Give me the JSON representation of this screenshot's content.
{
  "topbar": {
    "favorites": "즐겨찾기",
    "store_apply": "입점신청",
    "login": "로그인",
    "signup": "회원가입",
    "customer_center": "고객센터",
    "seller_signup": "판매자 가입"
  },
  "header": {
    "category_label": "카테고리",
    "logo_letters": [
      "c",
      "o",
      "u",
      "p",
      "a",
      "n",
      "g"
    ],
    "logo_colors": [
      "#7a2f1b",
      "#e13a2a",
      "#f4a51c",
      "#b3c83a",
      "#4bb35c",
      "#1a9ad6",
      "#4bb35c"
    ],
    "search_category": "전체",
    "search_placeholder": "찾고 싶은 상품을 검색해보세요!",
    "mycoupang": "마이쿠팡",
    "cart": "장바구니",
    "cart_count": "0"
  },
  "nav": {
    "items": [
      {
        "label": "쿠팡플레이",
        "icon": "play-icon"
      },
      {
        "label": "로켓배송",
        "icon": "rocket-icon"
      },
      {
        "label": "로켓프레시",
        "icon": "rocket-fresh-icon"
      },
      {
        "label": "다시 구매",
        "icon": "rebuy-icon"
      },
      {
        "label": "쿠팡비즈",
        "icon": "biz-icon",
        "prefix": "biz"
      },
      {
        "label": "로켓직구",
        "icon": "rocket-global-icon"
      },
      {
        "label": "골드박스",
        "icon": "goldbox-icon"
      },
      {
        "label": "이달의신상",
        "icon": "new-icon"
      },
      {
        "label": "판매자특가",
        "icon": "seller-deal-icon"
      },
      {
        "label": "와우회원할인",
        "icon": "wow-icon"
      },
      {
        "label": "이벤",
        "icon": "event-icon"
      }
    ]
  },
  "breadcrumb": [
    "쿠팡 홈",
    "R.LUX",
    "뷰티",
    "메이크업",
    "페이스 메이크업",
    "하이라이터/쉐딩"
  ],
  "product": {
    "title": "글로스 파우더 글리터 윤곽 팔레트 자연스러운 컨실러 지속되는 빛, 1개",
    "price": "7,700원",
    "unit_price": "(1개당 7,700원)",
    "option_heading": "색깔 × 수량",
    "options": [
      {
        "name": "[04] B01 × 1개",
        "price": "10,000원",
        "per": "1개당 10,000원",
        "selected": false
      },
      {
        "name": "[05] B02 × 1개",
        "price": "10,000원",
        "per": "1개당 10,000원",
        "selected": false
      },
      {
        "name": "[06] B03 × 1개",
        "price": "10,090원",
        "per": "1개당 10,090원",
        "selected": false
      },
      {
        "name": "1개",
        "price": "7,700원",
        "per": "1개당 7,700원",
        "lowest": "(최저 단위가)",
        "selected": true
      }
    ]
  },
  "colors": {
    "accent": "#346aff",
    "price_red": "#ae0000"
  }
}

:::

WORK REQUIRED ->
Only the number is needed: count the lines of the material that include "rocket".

RESULT OF THE TASK ->
3